*** Opening SOURCE MATERIAL ***
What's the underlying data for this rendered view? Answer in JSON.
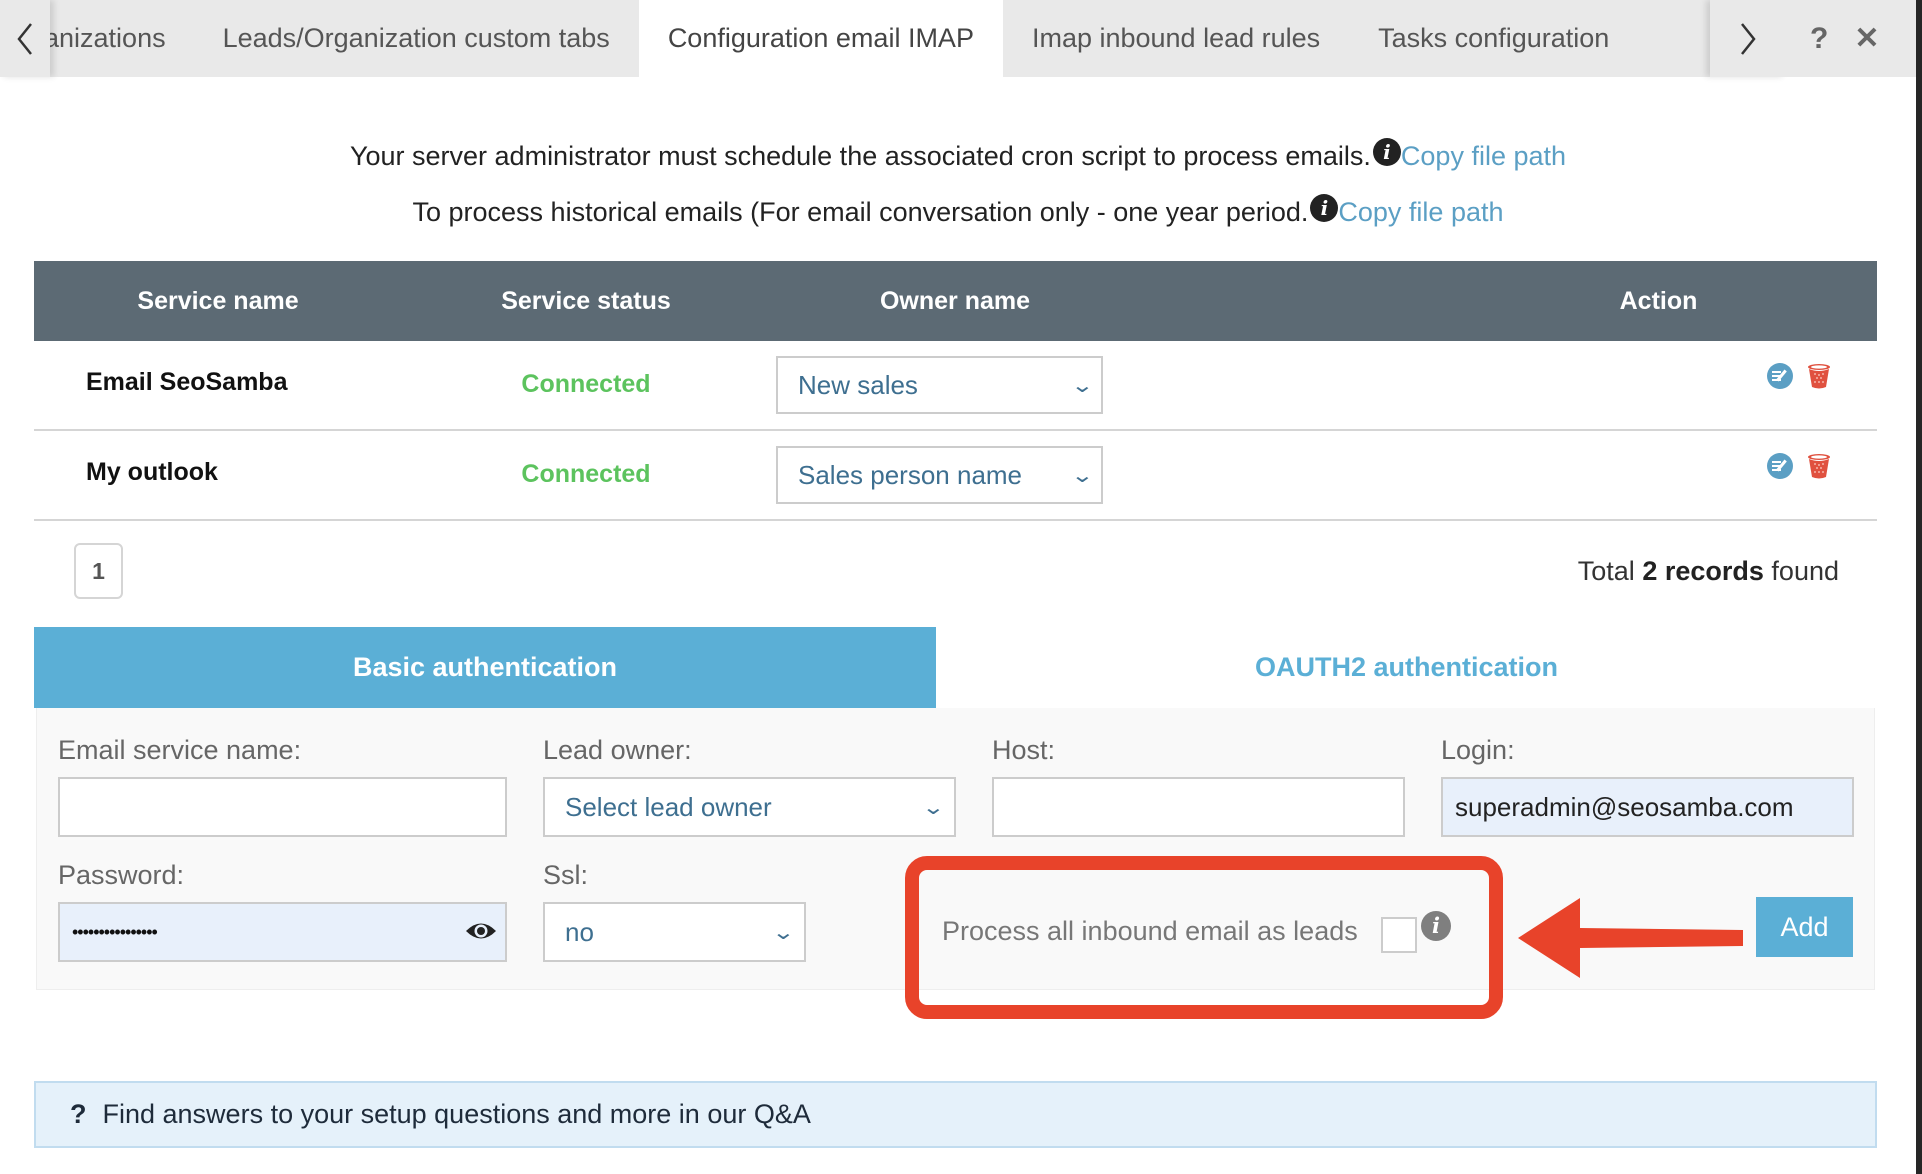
{
  "tabs": {
    "items": [
      {
        "label": "anizations",
        "active": false
      },
      {
        "label": "Leads/Organization custom tabs",
        "active": false
      },
      {
        "label": "Configuration email IMAP",
        "active": true
      },
      {
        "label": "Imap inbound lead rules",
        "active": false
      },
      {
        "label": "Tasks configuration",
        "active": false
      }
    ],
    "prev_icon": "chevron-left-icon",
    "next_icon": "chevron-right-icon",
    "help_label": "?",
    "close_label": "✕"
  },
  "info": {
    "line1_text": "Your server administrator must schedule the associated cron script to process emails.",
    "line2_text": "To process historical emails (For email conversation only - one year period.",
    "info_icon_label": "i",
    "copy_link_label": "Copy file path"
  },
  "table": {
    "columns": [
      "Service name",
      "Service status",
      "Owner name",
      "Action"
    ],
    "rows": [
      {
        "service_name": "Email SeoSamba",
        "status": "Connected",
        "owner": "New sales"
      },
      {
        "service_name": "My outlook",
        "status": "Connected",
        "owner": "Sales person name"
      }
    ],
    "status_color": "#5cc35e"
  },
  "pagination": {
    "current_page": "1",
    "total_prefix": "Total",
    "total_bold": "2 records",
    "total_suffix": "found"
  },
  "auth_tabs": {
    "basic": "Basic authentication",
    "oauth": "OAUTH2 authentication",
    "active": "basic"
  },
  "form": {
    "email_service_name_label": "Email service name:",
    "email_service_name_value": "",
    "lead_owner_label": "Lead owner:",
    "lead_owner_value": "Select lead owner",
    "host_label": "Host:",
    "host_value": "",
    "login_label": "Login:",
    "login_value": "superadmin@seosamba.com",
    "password_label": "Password:",
    "password_value": "••••••••••••••••",
    "ssl_label": "Ssl:",
    "ssl_value": "no",
    "process_all_label": "Process all inbound email as leads",
    "process_all_checked": false,
    "info_icon_label": "i",
    "add_button": "Add"
  },
  "qa": {
    "icon_label": "?",
    "text": "Find answers to your setup questions and more in our Q&A"
  },
  "colors": {
    "accent": "#5bafd6",
    "header_bg": "#5c6a74",
    "annotation_red": "#e8432a",
    "link": "#5b9fc4"
  }
}
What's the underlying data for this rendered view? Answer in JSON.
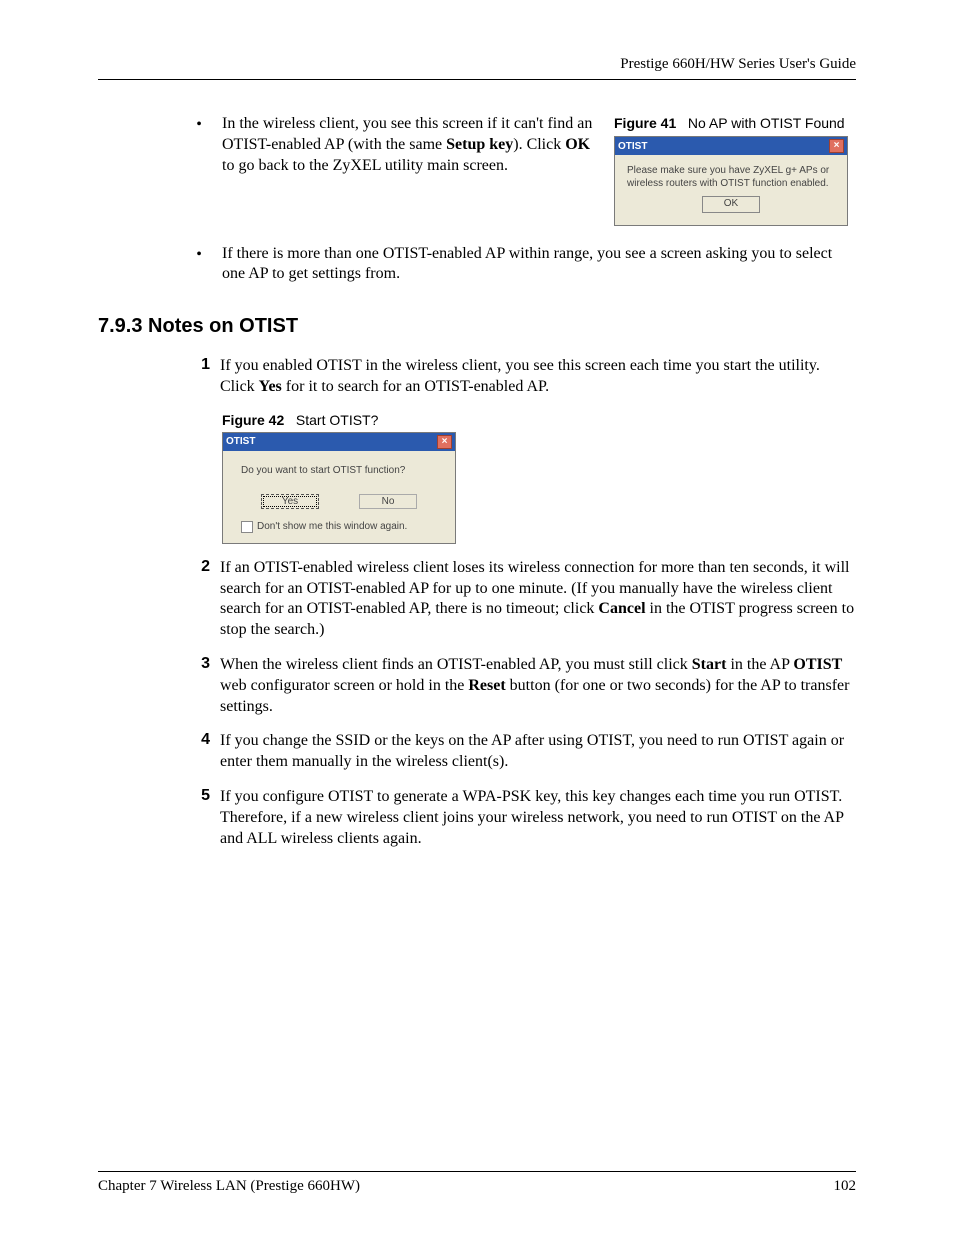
{
  "header": {
    "guide_title": "Prestige 660H/HW Series User's Guide"
  },
  "bullet1": {
    "pre": "In the wireless client, you see this screen if it can't find an OTIST-enabled AP (with the same ",
    "bold1": "Setup key",
    "mid": "). Click ",
    "bold2": "OK",
    "post": " to go back to the ZyXEL utility main screen."
  },
  "figure41": {
    "label": "Figure 41",
    "caption": "No AP with OTIST Found",
    "dialog_title": "OTIST",
    "message": "Please make sure you have ZyXEL g+ APs or wireless routers with OTIST function enabled.",
    "ok": "OK"
  },
  "bullet2": "If there is more than one OTIST-enabled AP within range, you see a screen asking you to select one AP to get settings from.",
  "heading": "7.9.3  Notes on OTIST",
  "item1": {
    "pre": "If you enabled OTIST in the wireless client, you see this screen each time you start the utility. Click ",
    "bold": "Yes",
    "post": " for it to search for an OTIST-enabled AP."
  },
  "figure42": {
    "label": "Figure 42",
    "caption": "Start OTIST?",
    "dialog_title": "OTIST",
    "question": "Do you want to start OTIST function?",
    "yes": "Yes",
    "no": "No",
    "checkbox": "Don't show me this window again."
  },
  "item2": {
    "pre": "If an OTIST-enabled wireless client loses its wireless connection for more than ten seconds, it will search for an OTIST-enabled AP for up to one minute. (If you manually have the wireless client search for an OTIST-enabled AP, there is no timeout; click ",
    "bold": "Cancel",
    "post": " in the OTIST progress screen to stop the search.)"
  },
  "item3": {
    "pre": "When the wireless client finds an OTIST-enabled AP, you must still click ",
    "b1": "Start",
    "mid1": " in the AP ",
    "b2": "OTIST",
    "mid2": " web configurator screen or hold in the ",
    "b3": "Reset",
    "post": " button (for one or two seconds) for the AP to transfer settings."
  },
  "item4": "If you change the SSID or the keys on the AP after using OTIST, you need to run OTIST again or enter them manually in the wireless client(s).",
  "item5": "If you configure OTIST to generate a WPA-PSK key, this key changes each time you run OTIST. Therefore, if a new wireless client joins your wireless network, you need to run OTIST on the AP and ALL wireless clients again.",
  "footer": {
    "chapter": "Chapter 7 Wireless LAN (Prestige 660HW)",
    "page": "102"
  },
  "numbers": {
    "n1": "1",
    "n2": "2",
    "n3": "3",
    "n4": "4",
    "n5": "5"
  }
}
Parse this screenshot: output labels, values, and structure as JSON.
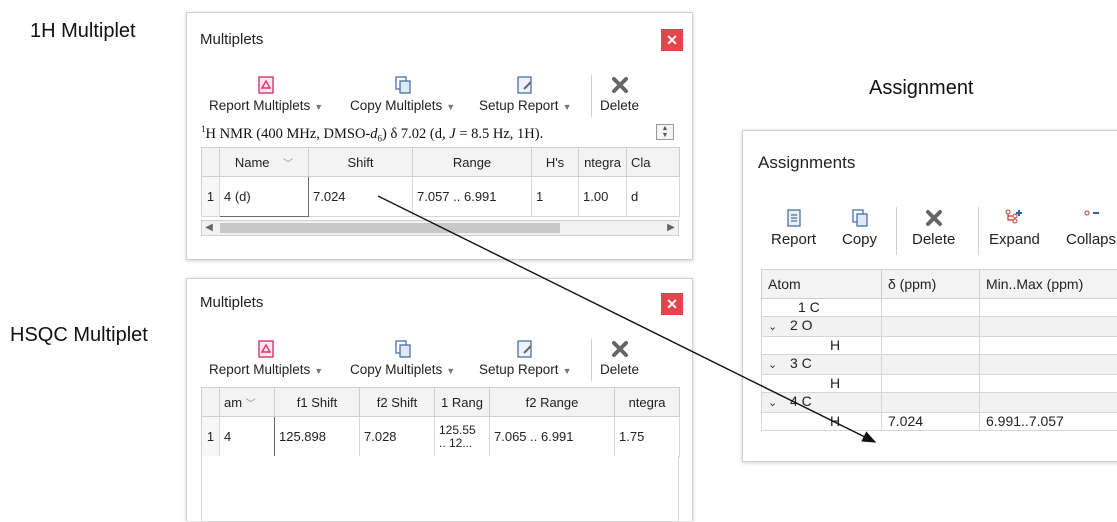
{
  "captions": {
    "h1": "1H Multiplet",
    "hsqc": "HSQC Multiplet",
    "assignment": "Assignment"
  },
  "mult1": {
    "title": "Multiplets",
    "close_icon": "close-icon",
    "toolbar": {
      "report": "Report Multiplets",
      "copy": "Copy Multiplets",
      "setup": "Setup Report",
      "delete": "Delete"
    },
    "report_text_prefix": "H NMR (400 MHz, DMSO-",
    "report_sup": "1",
    "report_sub": "6",
    "report_text_d": "d",
    "report_text_suffix": ") δ 7.02 (d, ",
    "report_J": "J",
    "report_text_tail": " = 8.5 Hz, 1H).",
    "headers": {
      "name": "Name",
      "shift": "Shift",
      "range": "Range",
      "hs": "H's",
      "integral": "ntegra",
      "class": "Cla"
    },
    "row": {
      "num": "1",
      "name": "4 (d)",
      "shift": "7.024",
      "range": "7.057 .. 6.991",
      "hs": "1",
      "integral": "1.00",
      "class": "d"
    }
  },
  "mult2": {
    "title": "Multiplets",
    "toolbar": {
      "report": "Report Multiplets",
      "copy": "Copy Multiplets",
      "setup": "Setup Report",
      "delete": "Delete"
    },
    "headers": {
      "name": "am",
      "f1shift": "f1 Shift",
      "f2shift": "f2 Shift",
      "f1range": "1 Rang",
      "f2range": "f2 Range",
      "integral": "ntegra"
    },
    "row": {
      "num": "1",
      "name": "4",
      "f1shift": "125.898",
      "f2shift": "7.028",
      "f1range_a": "125.55",
      "f1range_b": ".. 12...",
      "f2range": "7.065 .. 6.991",
      "integral": "1.75"
    }
  },
  "assign": {
    "title": "Assignments",
    "toolbar": {
      "report": "Report",
      "copy": "Copy",
      "delete": "Delete",
      "expand": "Expand",
      "collapse": "Collaps"
    },
    "headers": {
      "atom": "Atom",
      "delta": "δ (ppm)",
      "minmax": "Min..Max (ppm)"
    },
    "rows": [
      {
        "atom": "1 C",
        "chev": "",
        "indent": 1,
        "delta": "",
        "minmax": "",
        "grp": false
      },
      {
        "atom": "2 O",
        "chev": "⌄",
        "indent": 0,
        "delta": "",
        "minmax": "",
        "grp": true
      },
      {
        "atom": "H",
        "chev": "",
        "indent": 2,
        "delta": "",
        "minmax": "",
        "grp": false
      },
      {
        "atom": "3 C",
        "chev": "⌄",
        "indent": 0,
        "delta": "",
        "minmax": "",
        "grp": true
      },
      {
        "atom": "H",
        "chev": "",
        "indent": 2,
        "delta": "",
        "minmax": "",
        "grp": false
      },
      {
        "atom": "4 C",
        "chev": "⌄",
        "indent": 0,
        "delta": "",
        "minmax": "",
        "grp": true
      },
      {
        "atom": "H",
        "chev": "",
        "indent": 2,
        "delta": "7.024",
        "minmax": "6.991..7.057",
        "grp": false
      }
    ]
  },
  "colors": {
    "close": "#e2454d",
    "report_icon": "#d9336b",
    "copy_icon": "#4a6fa5",
    "delete_icon": "#666666",
    "expand_icon": "#c0392b"
  }
}
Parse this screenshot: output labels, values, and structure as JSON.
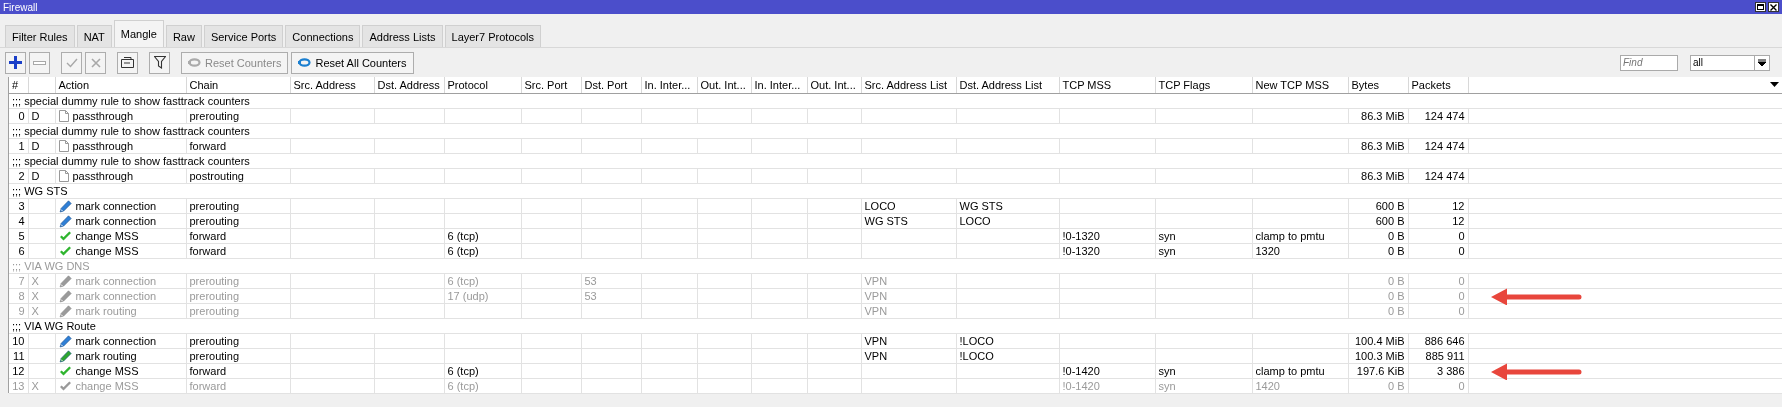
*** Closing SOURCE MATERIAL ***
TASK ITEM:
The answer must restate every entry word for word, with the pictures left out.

FINISHED EXERCISE:
What's the underlying data for this rendered view? Answer in JSON.
{
  "tabs": {
    "items": [
      {
        "label": "anizations",
        "active": false
      },
      {
        "label": "Leads/Organization custom tabs",
        "active": false
      },
      {
        "label": "Configuration email IMAP",
        "active": true
      },
      {
        "label": "Imap inbound lead rules",
        "active": false
      },
      {
        "label": "Tasks configuration",
        "active": false
      }
    ],
    "prev_icon": "chevron-left-icon",
    "next_icon": "chevron-right-icon",
    "help_label": "?",
    "close_label": "✕"
  },
  "info": {
    "line1_text": "Your server administrator must schedule the associated cron script to process emails.",
    "line2_text": "To process historical emails (For email conversation only - one year period.",
    "info_icon_label": "i",
    "copy_link_label": "Copy file path"
  },
  "table": {
    "columns": [
      "Service name",
      "Service status",
      "Owner name",
      "Action"
    ],
    "rows": [
      {
        "service_name": "Email SeoSamba",
        "status": "Connected",
        "owner": "New sales"
      },
      {
        "service_name": "My outlook",
        "status": "Connected",
        "owner": "Sales person name"
      }
    ],
    "status_color": "#5cc35e"
  },
  "pagination": {
    "current_page": "1",
    "total_prefix": "Total",
    "total_bold": "2 records",
    "total_suffix": "found"
  },
  "auth_tabs": {
    "basic": "Basic authentication",
    "oauth": "OAUTH2 authentication",
    "active": "basic"
  },
  "form": {
    "email_service_name_label": "Email service name:",
    "email_service_name_value": "",
    "lead_owner_label": "Lead owner:",
    "lead_owner_value": "Select lead owner",
    "host_label": "Host:",
    "host_value": "",
    "login_label": "Login:",
    "login_value": "superadmin@seosamba.com",
    "password_label": "Password:",
    "password_value": "••••••••••••••••",
    "ssl_label": "Ssl:",
    "ssl_value": "no",
    "process_all_label": "Process all inbound email as leads",
    "process_all_checked": false,
    "info_icon_label": "i",
    "add_button": "Add"
  },
  "qa": {
    "icon_label": "?",
    "text": "Find answers to your setup questions and more in our Q&A"
  },
  "colors": {
    "accent": "#5bafd6",
    "header_bg": "#5c6a74",
    "annotation_red": "#e8432a",
    "link": "#5b9fc4"
  }
}
What's the underlying data for this rendered view? Answer in JSON.
{
  "header": {
    "guide_title": "Prestige 660H/HW Series User's Guide"
  },
  "bullet1": {
    "pre": "In the wireless client, you see this screen if it can't find an OTIST-enabled AP (with the same ",
    "bold1": "Setup key",
    "mid": "). Click ",
    "bold2": "OK",
    "post": " to go back to the ZyXEL utility main screen."
  },
  "figure41": {
    "label": "Figure 41",
    "caption": "No AP with OTIST Found",
    "dialog_title": "OTIST",
    "message": "Please make sure you have ZyXEL g+ APs or wireless routers with OTIST function enabled.",
    "ok": "OK"
  },
  "bullet2": "If there is more than one OTIST-enabled AP within range, you see a screen asking you to select one AP to get settings from.",
  "heading": "7.9.3  Notes on OTIST",
  "item1": {
    "pre": "If you enabled OTIST in the wireless client, you see this screen each time you start the utility. Click ",
    "bold": "Yes",
    "post": " for it to search for an OTIST-enabled AP."
  },
  "figure42": {
    "label": "Figure 42",
    "caption": "Start OTIST?",
    "dialog_title": "OTIST",
    "question": "Do you want to start OTIST function?",
    "yes": "Yes",
    "no": "No",
    "checkbox": "Don't show me this window again."
  },
  "item2": {
    "pre": "If an OTIST-enabled wireless client loses its wireless connection for more than ten seconds, it will search for an OTIST-enabled AP for up to one minute. (If you manually have the wireless client search for an OTIST-enabled AP, there is no timeout; click ",
    "bold": "Cancel",
    "post": " in the OTIST progress screen to stop the search.)"
  },
  "item3": {
    "pre": "When the wireless client finds an OTIST-enabled AP, you must still click ",
    "b1": "Start",
    "mid1": " in the AP ",
    "b2": "OTIST",
    "mid2": " web configurator screen or hold in the ",
    "b3": "Reset",
    "post": " button (for one or two seconds) for the AP to transfer settings."
  },
  "item4": "If you change the SSID or the keys on the AP after using OTIST, you need to run OTIST again or enter them manually in the wireless client(s).",
  "item5": "If you configure OTIST to generate a WPA-PSK key, this key changes each time you run OTIST. Therefore, if a new wireless client joins your wireless network, you need to run OTIST on the AP and ALL wireless clients again.",
  "footer": {
    "chapter": "Chapter 7 Wireless LAN (Prestige 660HW)",
    "page": "102"
  },
  "numbers": {
    "n1": "1",
    "n2": "2",
    "n3": "3",
    "n4": "4",
    "n5": "5"
  }
}
Parse this screenshot: output labels, values, and structure as JSON.
{
  "captions": {
    "h1": "1H Multiplet",
    "hsqc": "HSQC Multiplet",
    "assignment": "Assignment"
  },
  "mult1": {
    "title": "Multiplets",
    "close_icon": "close-icon",
    "toolbar": {
      "report": "Report Multiplets",
      "copy": "Copy Multiplets",
      "setup": "Setup Report",
      "delete": "Delete"
    },
    "report_text_prefix": "H NMR (400 MHz, DMSO-",
    "report_sup": "1",
    "report_sub": "6",
    "report_text_d": "d",
    "report_text_suffix": ") δ 7.02 (d, ",
    "report_J": "J",
    "report_text_tail": " = 8.5 Hz, 1H).",
    "headers": {
      "name": "Name",
      "shift": "Shift",
      "range": "Range",
      "hs": "H's",
      "integral": "ntegra",
      "class": "Cla"
    },
    "row": {
      "num": "1",
      "name": "4 (d)",
      "shift": "7.024",
      "range": "7.057 .. 6.991",
      "hs": "1",
      "integral": "1.00",
      "class": "d"
    }
  },
  "mult2": {
    "title": "Multiplets",
    "toolbar": {
      "report": "Report Multiplets",
      "copy": "Copy Multiplets",
      "setup": "Setup Report",
      "delete": "Delete"
    },
    "headers": {
      "name": "am",
      "f1shift": "f1 Shift",
      "f2shift": "f2 Shift",
      "f1range": "1 Rang",
      "f2range": "f2 Range",
      "integral": "ntegra"
    },
    "row": {
      "num": "1",
      "name": "4",
      "f1shift": "125.898",
      "f2shift": "7.028",
      "f1range_a": "125.55",
      "f1range_b": ".. 12...",
      "f2range": "7.065 .. 6.991",
      "integral": "1.75"
    }
  },
  "assign": {
    "title": "Assignments",
    "toolbar": {
      "report": "Report",
      "copy": "Copy",
      "delete": "Delete",
      "expand": "Expand",
      "collapse": "Collaps"
    },
    "headers": {
      "atom": "Atom",
      "delta": "δ (ppm)",
      "minmax": "Min..Max (ppm)"
    },
    "rows": [
      {
        "atom": "1 C",
        "chev": "",
        "indent": 1,
        "delta": "",
        "minmax": "",
        "grp": false
      },
      {
        "atom": "2 O",
        "chev": "⌄",
        "indent": 0,
        "delta": "",
        "minmax": "",
        "grp": true
      },
      {
        "atom": "H",
        "chev": "",
        "indent": 2,
        "delta": "",
        "minmax": "",
        "grp": false
      },
      {
        "atom": "3 C",
        "chev": "⌄",
        "indent": 0,
        "delta": "",
        "minmax": "",
        "grp": true
      },
      {
        "atom": "H",
        "chev": "",
        "indent": 2,
        "delta": "",
        "minmax": "",
        "grp": false
      },
      {
        "atom": "4 C",
        "chev": "⌄",
        "indent": 0,
        "delta": "",
        "minmax": "",
        "grp": true
      },
      {
        "atom": "H",
        "chev": "",
        "indent": 2,
        "delta": "7.024",
        "minmax": "6.991..7.057",
        "grp": false
      }
    ]
  },
  "colors": {
    "close": "#e2454d",
    "report_icon": "#d9336b",
    "copy_icon": "#4a6fa5",
    "delete_icon": "#666666",
    "expand_icon": "#c0392b"
  }
}
Parse this screenshot: output labels, values, and structure as JSON.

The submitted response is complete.